WHAT YOU NEED TO DO: Reproduce every record precisely, leaving no line out.
_ _ _
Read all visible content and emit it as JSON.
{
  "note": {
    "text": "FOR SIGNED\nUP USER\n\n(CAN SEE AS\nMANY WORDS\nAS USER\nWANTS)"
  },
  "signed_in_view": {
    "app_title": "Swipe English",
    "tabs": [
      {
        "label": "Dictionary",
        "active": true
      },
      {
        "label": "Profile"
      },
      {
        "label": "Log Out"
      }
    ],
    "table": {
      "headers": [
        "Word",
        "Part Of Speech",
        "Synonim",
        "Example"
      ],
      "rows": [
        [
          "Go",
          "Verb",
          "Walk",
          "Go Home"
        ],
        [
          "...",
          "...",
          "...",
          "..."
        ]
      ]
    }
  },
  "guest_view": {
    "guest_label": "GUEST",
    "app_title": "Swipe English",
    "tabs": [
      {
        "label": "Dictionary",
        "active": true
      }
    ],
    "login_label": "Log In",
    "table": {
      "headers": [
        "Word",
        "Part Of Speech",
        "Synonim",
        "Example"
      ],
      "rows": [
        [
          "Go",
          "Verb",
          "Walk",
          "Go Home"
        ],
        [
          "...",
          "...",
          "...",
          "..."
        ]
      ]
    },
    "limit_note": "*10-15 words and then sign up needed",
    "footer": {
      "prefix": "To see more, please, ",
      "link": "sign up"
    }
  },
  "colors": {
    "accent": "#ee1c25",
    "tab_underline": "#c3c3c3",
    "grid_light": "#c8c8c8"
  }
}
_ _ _
ANSWER FOR THIS EXERCISE:
Read all visible content and emit it as JSON.
{
  "note": {
    "text": "FOR SIGNED\nUP USER\n\n(CAN SEE AS\nMANY WORDS\nAS USER\nWANTS)"
  },
  "signed_in_view": {
    "app_title": "Swipe English",
    "tabs": [
      {
        "label": "Dictionary",
        "active": true
      },
      {
        "label": "Profile"
      },
      {
        "label": "Log Out"
      }
    ],
    "table": {
      "headers": [
        "Word",
        "Part Of Speech",
        "Synonim",
        "Example"
      ],
      "rows": [
        [
          "Go",
          "Verb",
          "Walk",
          "Go Home"
        ],
        [
          "...",
          "...",
          "...",
          "..."
        ]
      ]
    }
  },
  "guest_view": {
    "guest_label": "GUEST",
    "app_title": "Swipe English",
    "tabs": [
      {
        "label": "Dictionary",
        "active": true
      }
    ],
    "login_label": "Log In",
    "table": {
      "headers": [
        "Word",
        "Part Of Speech",
        "Synonim",
        "Example"
      ],
      "rows": [
        [
          "Go",
          "Verb",
          "Walk",
          "Go Home"
        ],
        [
          "...",
          "...",
          "...",
          "..."
        ]
      ]
    },
    "limit_note": "*10-15 words and then sign up needed",
    "footer": {
      "prefix": "To see more, please, ",
      "link": "sign up"
    }
  },
  "colors": {
    "accent": "#ee1c25",
    "tab_underline": "#c3c3c3",
    "grid_light": "#c8c8c8"
  }
}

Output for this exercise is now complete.